TASK STATEMENT => When the string "Pearce" is part of a line below, that line should be copied.

##### DATA SUPPLIED

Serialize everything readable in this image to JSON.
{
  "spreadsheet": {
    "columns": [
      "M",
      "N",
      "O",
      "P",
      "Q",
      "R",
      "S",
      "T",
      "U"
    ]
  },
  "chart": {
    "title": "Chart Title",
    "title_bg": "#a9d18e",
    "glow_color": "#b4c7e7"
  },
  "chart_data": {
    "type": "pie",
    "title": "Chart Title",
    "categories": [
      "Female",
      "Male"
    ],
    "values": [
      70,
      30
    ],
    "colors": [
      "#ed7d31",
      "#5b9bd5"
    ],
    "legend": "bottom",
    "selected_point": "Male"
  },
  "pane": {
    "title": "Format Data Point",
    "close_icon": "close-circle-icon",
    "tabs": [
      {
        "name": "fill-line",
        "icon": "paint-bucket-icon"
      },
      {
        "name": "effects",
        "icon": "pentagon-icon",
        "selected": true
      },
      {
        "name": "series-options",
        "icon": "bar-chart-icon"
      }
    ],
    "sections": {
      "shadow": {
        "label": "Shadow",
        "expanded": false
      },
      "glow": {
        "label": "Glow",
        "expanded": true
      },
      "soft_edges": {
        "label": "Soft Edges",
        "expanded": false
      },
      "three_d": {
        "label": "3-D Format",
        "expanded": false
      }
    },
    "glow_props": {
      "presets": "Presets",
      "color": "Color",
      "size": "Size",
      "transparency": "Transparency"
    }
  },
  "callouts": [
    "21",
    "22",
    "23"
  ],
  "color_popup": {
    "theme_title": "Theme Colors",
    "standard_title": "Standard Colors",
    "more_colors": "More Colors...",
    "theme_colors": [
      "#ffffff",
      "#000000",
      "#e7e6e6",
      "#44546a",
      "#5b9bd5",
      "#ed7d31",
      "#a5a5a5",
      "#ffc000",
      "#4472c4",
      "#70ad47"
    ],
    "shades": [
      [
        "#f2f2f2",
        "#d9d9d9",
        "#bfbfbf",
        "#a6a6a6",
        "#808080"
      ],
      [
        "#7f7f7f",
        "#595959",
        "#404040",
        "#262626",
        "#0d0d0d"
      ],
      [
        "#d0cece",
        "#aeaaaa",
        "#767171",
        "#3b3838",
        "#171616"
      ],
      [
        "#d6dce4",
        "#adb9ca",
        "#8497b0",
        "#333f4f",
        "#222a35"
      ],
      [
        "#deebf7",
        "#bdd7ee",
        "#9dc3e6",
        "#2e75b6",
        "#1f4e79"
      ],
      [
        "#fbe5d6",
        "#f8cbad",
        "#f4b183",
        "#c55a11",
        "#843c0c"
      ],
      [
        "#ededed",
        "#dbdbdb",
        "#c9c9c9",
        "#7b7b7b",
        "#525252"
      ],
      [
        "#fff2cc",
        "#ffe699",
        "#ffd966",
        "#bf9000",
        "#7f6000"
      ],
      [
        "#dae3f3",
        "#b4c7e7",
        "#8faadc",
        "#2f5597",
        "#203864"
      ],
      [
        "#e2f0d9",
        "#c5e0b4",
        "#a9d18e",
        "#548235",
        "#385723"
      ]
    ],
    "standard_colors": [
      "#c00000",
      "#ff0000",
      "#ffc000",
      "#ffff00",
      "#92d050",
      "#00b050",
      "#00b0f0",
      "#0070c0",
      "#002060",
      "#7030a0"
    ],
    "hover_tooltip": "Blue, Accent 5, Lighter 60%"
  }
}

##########
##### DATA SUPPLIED

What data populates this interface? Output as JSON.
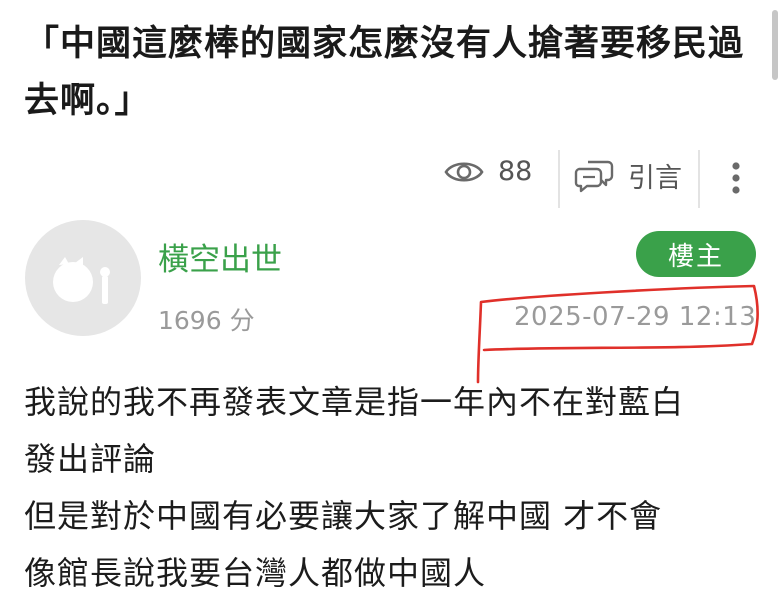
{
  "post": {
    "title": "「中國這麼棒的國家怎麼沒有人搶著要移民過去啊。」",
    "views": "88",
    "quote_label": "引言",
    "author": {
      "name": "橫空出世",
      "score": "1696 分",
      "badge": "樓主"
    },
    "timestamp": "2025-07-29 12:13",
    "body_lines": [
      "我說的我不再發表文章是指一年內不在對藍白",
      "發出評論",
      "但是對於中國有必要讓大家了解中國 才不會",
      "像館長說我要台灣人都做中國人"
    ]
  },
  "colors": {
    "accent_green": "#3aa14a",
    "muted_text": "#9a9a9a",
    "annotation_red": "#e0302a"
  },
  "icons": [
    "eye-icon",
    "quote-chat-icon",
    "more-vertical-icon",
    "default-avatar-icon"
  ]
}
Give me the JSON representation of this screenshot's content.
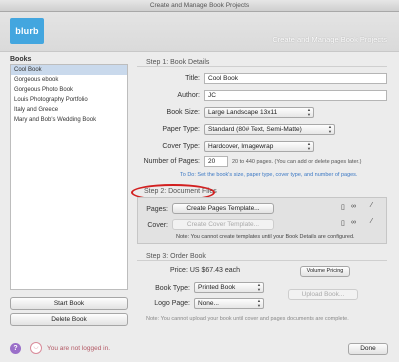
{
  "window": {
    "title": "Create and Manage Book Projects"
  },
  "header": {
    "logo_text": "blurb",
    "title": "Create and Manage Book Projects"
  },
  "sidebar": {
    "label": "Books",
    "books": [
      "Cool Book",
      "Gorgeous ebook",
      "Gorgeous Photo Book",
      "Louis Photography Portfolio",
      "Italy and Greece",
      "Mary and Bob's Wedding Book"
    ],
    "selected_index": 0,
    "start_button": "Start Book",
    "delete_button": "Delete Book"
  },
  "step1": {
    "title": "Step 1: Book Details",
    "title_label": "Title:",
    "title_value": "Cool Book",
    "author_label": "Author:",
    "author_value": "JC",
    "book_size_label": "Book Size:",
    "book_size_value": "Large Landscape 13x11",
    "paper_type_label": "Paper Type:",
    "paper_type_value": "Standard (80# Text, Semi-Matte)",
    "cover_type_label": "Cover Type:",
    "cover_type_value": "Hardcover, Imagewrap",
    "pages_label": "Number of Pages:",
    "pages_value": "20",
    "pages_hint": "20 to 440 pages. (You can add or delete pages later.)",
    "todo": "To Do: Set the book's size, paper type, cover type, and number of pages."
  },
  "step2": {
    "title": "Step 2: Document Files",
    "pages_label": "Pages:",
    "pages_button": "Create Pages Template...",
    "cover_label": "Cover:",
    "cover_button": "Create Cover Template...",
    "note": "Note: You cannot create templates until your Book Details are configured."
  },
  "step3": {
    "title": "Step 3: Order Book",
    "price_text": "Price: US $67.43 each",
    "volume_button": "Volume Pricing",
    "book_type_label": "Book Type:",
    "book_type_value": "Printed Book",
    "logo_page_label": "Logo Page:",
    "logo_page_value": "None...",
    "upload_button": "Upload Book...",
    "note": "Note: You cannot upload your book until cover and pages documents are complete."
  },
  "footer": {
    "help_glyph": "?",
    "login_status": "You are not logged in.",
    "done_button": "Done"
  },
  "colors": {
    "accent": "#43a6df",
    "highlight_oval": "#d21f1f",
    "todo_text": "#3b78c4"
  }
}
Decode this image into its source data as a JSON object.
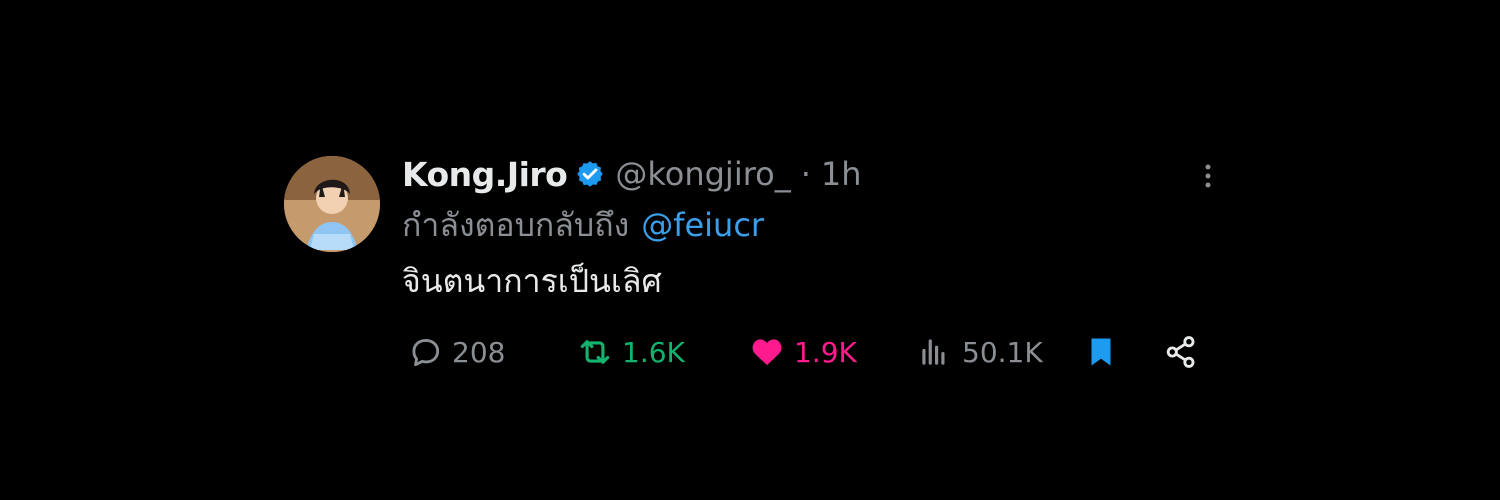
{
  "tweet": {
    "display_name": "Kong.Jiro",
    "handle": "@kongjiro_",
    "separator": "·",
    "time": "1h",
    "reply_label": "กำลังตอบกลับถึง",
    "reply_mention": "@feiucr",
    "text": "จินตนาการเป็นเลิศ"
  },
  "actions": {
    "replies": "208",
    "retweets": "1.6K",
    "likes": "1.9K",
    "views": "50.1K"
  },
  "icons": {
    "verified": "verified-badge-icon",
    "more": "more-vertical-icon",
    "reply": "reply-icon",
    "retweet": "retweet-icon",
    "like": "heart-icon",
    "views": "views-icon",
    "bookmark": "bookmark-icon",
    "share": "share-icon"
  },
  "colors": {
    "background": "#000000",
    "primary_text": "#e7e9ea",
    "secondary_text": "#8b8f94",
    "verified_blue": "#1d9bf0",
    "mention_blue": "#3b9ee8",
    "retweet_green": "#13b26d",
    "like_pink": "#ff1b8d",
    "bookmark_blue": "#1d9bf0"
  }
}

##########
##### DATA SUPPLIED

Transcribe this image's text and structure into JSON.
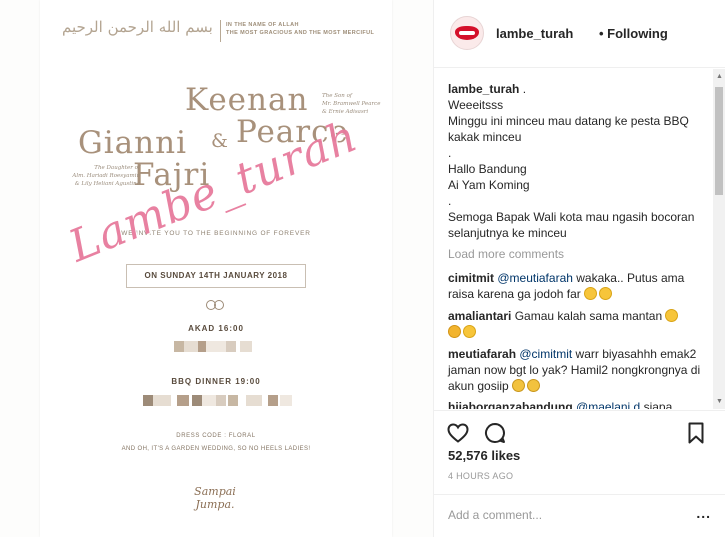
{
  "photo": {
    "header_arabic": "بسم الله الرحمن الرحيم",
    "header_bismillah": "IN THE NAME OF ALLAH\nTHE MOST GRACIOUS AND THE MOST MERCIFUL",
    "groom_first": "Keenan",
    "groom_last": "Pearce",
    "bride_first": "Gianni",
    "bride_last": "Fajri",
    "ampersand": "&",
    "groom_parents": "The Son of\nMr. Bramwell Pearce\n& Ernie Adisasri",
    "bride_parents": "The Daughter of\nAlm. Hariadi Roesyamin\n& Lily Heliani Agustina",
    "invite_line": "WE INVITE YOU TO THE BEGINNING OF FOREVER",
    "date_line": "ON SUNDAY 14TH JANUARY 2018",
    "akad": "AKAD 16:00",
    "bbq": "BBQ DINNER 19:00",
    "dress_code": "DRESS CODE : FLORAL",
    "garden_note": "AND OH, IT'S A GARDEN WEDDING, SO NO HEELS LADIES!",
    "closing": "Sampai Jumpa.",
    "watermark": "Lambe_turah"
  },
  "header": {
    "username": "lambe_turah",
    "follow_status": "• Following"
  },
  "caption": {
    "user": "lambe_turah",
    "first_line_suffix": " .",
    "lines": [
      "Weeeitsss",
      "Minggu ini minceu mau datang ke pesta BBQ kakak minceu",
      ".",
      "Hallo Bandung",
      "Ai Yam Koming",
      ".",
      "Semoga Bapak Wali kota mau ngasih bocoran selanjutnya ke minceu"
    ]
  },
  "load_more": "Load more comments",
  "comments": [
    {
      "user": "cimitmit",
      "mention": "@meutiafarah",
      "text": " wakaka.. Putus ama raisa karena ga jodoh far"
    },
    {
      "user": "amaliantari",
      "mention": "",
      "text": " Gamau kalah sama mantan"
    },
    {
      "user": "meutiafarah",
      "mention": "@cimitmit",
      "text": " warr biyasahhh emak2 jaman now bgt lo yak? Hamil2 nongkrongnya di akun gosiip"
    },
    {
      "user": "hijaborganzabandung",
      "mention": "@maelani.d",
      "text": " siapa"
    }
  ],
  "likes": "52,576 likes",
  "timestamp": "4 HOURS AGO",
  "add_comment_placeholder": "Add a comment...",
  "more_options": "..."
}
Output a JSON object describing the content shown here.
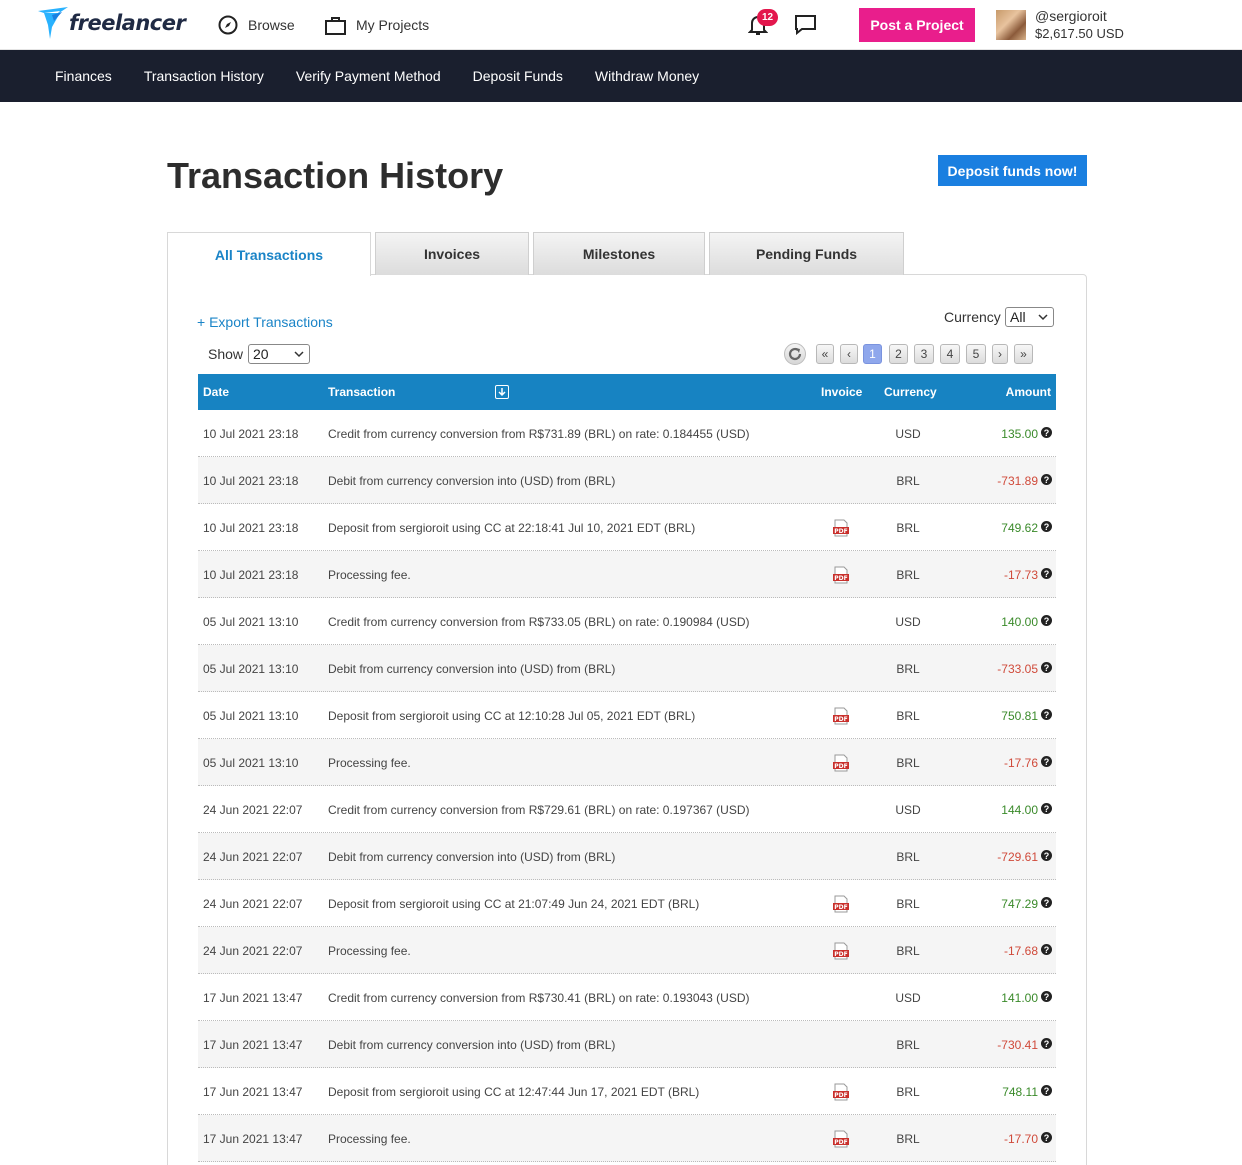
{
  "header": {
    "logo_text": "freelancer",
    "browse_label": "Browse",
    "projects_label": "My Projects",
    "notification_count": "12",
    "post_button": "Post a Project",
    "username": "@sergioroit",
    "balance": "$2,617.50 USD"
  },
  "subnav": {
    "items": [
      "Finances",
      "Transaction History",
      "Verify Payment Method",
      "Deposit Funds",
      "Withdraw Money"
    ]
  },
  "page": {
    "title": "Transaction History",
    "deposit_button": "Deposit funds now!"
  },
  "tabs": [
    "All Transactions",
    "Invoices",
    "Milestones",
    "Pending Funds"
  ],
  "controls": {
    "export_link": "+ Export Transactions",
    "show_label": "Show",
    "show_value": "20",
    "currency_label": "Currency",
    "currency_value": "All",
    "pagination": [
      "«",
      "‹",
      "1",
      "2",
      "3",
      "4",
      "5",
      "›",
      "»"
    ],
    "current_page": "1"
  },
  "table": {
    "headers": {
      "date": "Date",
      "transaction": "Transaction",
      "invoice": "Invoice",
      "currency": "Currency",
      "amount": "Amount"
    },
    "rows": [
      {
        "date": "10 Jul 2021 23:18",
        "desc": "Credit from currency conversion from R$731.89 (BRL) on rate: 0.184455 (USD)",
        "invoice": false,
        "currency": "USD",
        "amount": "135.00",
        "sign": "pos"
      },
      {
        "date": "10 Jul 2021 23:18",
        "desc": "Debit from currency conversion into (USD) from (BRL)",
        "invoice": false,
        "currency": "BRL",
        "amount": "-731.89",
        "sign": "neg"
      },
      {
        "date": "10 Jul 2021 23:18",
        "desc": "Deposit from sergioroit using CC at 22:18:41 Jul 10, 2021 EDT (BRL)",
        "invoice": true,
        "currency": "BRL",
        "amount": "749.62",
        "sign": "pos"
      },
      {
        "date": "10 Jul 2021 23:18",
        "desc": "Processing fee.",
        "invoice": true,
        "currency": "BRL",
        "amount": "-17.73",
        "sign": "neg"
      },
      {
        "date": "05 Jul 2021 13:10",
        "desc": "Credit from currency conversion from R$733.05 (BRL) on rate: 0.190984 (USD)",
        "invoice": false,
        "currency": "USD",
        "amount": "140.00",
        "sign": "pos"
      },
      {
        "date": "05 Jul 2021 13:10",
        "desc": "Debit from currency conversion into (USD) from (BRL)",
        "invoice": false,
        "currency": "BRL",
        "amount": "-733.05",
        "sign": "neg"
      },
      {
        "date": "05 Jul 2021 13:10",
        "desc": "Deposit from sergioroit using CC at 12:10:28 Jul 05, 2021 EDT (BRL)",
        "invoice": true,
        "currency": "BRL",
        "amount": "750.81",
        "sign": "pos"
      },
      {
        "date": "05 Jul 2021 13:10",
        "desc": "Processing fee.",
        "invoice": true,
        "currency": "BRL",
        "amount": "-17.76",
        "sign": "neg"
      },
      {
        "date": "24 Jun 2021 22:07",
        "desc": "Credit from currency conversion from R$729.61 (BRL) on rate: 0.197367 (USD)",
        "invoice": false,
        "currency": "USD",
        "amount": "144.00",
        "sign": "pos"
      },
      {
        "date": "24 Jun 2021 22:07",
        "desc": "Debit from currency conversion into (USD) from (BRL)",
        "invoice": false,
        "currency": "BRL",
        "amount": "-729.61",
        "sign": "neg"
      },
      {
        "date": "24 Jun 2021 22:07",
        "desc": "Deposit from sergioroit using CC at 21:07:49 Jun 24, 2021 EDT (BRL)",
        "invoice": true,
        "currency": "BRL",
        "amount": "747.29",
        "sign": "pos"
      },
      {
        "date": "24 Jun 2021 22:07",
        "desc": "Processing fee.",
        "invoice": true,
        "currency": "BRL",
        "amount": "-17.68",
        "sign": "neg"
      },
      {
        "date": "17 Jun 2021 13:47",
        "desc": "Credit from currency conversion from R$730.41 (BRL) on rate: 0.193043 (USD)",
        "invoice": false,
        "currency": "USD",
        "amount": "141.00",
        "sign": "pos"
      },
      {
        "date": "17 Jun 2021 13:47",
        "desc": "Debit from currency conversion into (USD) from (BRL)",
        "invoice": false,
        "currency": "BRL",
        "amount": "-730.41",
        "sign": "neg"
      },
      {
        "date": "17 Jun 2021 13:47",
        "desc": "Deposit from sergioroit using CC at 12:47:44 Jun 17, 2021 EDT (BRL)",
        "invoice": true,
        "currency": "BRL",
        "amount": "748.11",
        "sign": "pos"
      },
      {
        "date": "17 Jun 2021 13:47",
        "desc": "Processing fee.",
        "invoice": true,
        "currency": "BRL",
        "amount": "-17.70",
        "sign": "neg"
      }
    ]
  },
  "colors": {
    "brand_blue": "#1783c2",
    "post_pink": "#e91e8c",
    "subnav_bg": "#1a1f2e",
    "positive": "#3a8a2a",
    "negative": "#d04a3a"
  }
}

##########

WRITTEN RESPONSE =>
    "groom_last": "Pearce",
    "groom_parents": "The Son of\nMr. Bramwell Pearce\n& Ernie Adisasri",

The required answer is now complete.